EU Security Forces Struggling To Keep Track Of Border Crossings, Report Warns

Paris attacks Eiffel Tower
A French soldier enforcing the Vigipirate plan, France's national security alert system, November 18, 2015, in Paris in front of the Eiffel Tower, which is illuminated with the colors of the French national flag in tribute to the victims of the November 13 Paris attacks. Joel Saget/AFP/Getty Images

EU security authorities have glaring gaps in their ability to monitor people entering and leaving the bloc, a leaked report warns.

The assessment, seen by The Guardian and authored by the European commission's security union task force, says that many of the perpetrators of major attacks in EU countries crossed the bloc's external boundaries "at some point prior to committing their attacks."

EU citizens subject to European arrest warrants were in some cases free to leave, it said, because of "the non-systematic check of EU citizens."
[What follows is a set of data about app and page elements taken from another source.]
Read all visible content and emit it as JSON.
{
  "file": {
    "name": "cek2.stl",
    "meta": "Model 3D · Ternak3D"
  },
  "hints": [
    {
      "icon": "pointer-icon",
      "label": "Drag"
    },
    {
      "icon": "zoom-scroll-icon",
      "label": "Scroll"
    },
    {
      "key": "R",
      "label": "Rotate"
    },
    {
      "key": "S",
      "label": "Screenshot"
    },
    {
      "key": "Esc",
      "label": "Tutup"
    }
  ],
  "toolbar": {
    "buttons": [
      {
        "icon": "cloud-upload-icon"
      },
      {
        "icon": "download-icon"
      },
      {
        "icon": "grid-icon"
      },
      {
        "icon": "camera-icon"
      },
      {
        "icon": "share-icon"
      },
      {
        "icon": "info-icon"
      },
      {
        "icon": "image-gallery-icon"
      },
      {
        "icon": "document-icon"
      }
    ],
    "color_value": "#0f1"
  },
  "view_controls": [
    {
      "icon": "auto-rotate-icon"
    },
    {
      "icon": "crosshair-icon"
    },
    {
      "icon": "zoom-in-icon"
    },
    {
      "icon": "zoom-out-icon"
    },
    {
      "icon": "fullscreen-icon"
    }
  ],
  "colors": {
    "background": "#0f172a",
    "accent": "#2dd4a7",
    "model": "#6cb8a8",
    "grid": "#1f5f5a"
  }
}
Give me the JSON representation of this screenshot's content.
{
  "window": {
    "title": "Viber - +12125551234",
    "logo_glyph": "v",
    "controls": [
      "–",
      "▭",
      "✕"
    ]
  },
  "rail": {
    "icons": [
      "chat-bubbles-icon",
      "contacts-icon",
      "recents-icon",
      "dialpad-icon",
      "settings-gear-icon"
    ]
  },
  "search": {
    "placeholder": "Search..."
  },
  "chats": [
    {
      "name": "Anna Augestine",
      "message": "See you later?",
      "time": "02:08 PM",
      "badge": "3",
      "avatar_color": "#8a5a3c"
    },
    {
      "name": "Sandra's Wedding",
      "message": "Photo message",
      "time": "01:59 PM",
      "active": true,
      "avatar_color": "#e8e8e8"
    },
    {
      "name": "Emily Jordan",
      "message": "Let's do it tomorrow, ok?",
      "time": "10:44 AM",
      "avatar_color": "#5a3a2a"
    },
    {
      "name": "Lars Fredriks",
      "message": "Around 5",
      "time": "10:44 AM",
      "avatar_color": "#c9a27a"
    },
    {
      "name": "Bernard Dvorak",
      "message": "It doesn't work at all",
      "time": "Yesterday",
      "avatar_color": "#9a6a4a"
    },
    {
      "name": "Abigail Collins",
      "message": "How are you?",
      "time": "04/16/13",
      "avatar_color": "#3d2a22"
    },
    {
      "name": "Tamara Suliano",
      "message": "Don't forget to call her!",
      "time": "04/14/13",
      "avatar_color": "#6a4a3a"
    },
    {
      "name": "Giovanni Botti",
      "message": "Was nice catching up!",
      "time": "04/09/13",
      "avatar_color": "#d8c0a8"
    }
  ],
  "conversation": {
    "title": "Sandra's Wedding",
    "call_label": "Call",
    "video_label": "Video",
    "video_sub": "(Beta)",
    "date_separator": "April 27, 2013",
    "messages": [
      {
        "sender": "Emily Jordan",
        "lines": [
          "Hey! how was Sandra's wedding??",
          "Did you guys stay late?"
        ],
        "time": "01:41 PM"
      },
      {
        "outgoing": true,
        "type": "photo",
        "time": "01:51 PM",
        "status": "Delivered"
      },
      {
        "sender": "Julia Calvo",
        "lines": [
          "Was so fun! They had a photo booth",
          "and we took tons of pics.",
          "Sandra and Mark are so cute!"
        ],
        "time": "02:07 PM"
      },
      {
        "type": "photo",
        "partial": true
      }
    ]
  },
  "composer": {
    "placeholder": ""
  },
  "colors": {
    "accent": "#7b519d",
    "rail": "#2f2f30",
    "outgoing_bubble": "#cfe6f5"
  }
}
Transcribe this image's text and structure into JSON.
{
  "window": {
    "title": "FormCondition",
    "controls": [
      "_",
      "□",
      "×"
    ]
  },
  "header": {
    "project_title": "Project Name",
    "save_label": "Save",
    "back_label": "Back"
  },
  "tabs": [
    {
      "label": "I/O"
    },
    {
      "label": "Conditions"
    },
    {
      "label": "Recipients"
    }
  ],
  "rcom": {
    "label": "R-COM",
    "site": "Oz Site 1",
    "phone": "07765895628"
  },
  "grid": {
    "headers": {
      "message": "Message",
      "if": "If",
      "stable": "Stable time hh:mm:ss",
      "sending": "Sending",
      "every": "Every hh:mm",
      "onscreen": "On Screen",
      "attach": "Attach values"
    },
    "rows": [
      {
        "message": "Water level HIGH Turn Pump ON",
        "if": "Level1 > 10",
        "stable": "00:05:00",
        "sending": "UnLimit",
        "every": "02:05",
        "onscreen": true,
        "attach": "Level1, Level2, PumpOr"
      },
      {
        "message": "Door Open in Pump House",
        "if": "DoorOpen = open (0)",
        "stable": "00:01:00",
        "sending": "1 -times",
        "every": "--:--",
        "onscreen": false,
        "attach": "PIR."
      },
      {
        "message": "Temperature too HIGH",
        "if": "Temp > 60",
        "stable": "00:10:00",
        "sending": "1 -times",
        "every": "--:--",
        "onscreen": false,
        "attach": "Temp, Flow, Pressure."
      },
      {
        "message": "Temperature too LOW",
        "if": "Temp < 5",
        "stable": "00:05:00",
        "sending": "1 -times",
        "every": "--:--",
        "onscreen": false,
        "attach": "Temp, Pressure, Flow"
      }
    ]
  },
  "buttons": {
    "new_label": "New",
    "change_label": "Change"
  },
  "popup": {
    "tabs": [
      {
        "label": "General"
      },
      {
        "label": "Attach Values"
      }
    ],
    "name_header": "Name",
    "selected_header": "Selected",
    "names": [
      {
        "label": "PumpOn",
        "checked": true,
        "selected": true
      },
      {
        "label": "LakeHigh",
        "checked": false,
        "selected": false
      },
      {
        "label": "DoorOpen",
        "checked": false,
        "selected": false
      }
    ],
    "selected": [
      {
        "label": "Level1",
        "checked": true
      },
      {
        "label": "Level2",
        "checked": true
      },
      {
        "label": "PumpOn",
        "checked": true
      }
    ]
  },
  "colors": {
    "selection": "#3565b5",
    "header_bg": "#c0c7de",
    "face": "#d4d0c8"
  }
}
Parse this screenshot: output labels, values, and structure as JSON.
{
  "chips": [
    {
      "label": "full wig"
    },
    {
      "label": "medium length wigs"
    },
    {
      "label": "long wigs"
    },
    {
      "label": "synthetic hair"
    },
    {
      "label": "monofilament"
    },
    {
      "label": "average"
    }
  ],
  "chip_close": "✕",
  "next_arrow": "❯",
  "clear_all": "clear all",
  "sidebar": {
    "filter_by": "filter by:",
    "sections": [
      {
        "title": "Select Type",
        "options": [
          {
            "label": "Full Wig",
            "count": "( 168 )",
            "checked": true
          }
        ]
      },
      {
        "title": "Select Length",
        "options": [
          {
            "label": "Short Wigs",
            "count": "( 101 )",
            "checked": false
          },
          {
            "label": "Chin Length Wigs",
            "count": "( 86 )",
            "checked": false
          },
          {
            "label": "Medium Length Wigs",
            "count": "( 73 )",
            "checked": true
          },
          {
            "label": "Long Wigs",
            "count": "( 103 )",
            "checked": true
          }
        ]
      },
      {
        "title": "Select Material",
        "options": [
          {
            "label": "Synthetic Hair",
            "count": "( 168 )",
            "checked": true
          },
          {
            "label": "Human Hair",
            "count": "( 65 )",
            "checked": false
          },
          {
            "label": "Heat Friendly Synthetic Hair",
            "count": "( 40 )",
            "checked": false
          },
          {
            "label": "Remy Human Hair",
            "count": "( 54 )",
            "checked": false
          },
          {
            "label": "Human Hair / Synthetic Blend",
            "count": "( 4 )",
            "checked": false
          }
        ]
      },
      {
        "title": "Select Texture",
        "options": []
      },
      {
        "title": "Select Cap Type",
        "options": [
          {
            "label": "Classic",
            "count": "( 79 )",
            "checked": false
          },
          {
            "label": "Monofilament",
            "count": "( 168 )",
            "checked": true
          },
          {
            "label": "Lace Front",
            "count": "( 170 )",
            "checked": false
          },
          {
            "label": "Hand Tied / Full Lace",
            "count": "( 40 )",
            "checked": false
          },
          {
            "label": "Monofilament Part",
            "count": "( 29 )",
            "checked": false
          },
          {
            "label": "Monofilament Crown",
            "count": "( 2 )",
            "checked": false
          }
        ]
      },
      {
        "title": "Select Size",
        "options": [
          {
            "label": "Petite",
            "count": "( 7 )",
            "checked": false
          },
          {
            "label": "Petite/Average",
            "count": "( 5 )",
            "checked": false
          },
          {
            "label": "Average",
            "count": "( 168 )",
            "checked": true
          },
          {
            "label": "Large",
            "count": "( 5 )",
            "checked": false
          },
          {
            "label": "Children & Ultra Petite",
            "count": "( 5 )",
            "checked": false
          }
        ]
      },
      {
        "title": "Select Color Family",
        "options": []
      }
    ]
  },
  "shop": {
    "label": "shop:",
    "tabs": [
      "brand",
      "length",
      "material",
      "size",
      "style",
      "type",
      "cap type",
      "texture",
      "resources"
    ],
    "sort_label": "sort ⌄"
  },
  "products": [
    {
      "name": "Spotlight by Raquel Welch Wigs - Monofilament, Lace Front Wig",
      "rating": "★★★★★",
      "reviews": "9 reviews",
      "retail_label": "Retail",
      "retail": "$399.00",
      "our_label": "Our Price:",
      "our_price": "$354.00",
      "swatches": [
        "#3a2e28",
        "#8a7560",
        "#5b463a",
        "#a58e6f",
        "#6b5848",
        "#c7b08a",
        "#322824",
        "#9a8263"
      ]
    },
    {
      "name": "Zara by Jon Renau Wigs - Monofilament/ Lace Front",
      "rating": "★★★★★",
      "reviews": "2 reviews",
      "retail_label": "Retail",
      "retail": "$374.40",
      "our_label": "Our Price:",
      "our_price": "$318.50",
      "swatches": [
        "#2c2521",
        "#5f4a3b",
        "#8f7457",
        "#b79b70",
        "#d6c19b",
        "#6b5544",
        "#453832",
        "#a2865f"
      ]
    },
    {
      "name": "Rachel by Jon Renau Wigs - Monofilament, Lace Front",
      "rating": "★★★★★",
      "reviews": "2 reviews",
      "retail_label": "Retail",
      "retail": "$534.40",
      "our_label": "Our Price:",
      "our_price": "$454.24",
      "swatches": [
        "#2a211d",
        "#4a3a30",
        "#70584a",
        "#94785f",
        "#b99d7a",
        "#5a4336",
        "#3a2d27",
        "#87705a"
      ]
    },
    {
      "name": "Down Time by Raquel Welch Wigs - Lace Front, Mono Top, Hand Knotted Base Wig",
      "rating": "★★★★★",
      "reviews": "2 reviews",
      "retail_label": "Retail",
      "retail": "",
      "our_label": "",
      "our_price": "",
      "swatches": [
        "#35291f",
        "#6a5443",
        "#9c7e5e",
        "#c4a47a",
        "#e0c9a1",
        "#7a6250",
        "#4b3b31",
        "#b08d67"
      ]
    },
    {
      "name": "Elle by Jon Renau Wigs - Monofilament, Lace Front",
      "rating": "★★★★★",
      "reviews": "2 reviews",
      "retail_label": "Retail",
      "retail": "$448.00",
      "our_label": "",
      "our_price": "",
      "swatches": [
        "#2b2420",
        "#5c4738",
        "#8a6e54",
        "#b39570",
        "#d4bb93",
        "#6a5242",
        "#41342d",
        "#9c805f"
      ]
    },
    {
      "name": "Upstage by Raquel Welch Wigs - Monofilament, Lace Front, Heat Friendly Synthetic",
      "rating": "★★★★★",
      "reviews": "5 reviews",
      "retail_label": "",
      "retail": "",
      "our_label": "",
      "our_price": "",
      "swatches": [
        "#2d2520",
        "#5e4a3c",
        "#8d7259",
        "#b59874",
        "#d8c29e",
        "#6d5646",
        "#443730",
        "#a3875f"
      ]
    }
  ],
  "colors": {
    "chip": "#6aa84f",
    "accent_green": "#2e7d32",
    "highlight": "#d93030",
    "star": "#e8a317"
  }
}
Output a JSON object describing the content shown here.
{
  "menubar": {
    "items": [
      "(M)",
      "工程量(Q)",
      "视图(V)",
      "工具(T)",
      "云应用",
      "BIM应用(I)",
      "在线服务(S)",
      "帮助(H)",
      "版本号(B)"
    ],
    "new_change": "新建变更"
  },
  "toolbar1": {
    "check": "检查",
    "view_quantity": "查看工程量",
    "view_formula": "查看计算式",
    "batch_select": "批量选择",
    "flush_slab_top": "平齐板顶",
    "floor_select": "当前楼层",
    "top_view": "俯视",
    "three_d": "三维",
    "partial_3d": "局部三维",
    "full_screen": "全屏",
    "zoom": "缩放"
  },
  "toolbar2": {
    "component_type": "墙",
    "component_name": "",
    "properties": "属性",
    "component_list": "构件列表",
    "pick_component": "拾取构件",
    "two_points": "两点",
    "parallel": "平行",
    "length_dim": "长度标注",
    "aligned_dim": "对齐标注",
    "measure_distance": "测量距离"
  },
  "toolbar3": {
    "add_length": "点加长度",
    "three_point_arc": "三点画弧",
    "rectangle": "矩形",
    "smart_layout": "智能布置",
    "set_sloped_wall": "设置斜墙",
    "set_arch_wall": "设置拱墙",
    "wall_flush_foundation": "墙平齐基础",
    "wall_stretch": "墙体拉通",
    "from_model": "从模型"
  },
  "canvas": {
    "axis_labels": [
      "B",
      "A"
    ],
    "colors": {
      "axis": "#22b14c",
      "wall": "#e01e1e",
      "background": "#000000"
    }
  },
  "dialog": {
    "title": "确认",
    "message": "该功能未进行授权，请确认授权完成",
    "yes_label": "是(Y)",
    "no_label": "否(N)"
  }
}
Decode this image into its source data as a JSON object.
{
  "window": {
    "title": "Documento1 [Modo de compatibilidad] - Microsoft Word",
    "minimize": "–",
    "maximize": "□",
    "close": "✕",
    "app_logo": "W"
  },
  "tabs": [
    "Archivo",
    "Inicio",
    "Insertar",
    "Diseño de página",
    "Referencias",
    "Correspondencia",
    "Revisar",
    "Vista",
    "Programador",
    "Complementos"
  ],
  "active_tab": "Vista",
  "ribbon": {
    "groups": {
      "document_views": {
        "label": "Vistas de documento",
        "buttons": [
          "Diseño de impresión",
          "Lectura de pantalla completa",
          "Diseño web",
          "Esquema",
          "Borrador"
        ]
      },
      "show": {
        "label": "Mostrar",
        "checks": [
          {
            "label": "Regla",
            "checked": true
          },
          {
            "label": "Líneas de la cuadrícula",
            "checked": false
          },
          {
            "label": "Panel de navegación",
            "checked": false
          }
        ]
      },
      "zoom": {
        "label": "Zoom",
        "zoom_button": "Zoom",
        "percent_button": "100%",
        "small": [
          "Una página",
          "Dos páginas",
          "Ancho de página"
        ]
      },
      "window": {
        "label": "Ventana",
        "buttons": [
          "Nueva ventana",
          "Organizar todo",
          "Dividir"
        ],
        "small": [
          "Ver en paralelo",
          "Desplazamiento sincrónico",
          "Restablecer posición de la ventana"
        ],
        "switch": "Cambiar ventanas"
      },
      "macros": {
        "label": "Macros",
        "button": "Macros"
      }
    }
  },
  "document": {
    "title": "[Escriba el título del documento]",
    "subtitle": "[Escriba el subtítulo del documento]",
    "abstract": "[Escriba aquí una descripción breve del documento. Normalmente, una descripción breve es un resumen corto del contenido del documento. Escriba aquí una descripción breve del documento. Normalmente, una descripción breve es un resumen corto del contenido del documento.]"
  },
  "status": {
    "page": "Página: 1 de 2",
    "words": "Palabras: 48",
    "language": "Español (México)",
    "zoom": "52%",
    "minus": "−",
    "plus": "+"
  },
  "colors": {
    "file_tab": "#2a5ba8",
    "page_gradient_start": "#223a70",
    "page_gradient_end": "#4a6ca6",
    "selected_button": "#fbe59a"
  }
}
Current EU security co-operation arrangements make it impossible to search shared databases using biometric data like fingerprints.

And, the report said, the code governing the policing of the passport-free Schengen travel area has made it hard to conduct simple checks using national and international databases.

"Another shared aspect of many of the recent attacks is movement within the EU, be it by the perpetrators or their supporters in preparation for an attack or subsequent escape; or to traffic the means that support terrorists, such as illegal firearms and explosives," the report said.

"This raises the question of whether more can be done to enhance security within the Schengen area. This could include action to enhance police checks in internal border regions and along main transport routes."

Meanwhile, member states are failing to share information effectively, the report found. "A further common element between recent attacks is the appearance of many of the suspects on surveillance lists, especially national watch lists," the report added.

"In a number of cases, perpetrators were subject to SIS [Schengen informaton system] alerts.

"The number of alerts has significantly increased in the last two years, but there remain differences between the way in which member states use the system, including a lack of consistency in the use of SIS alerts."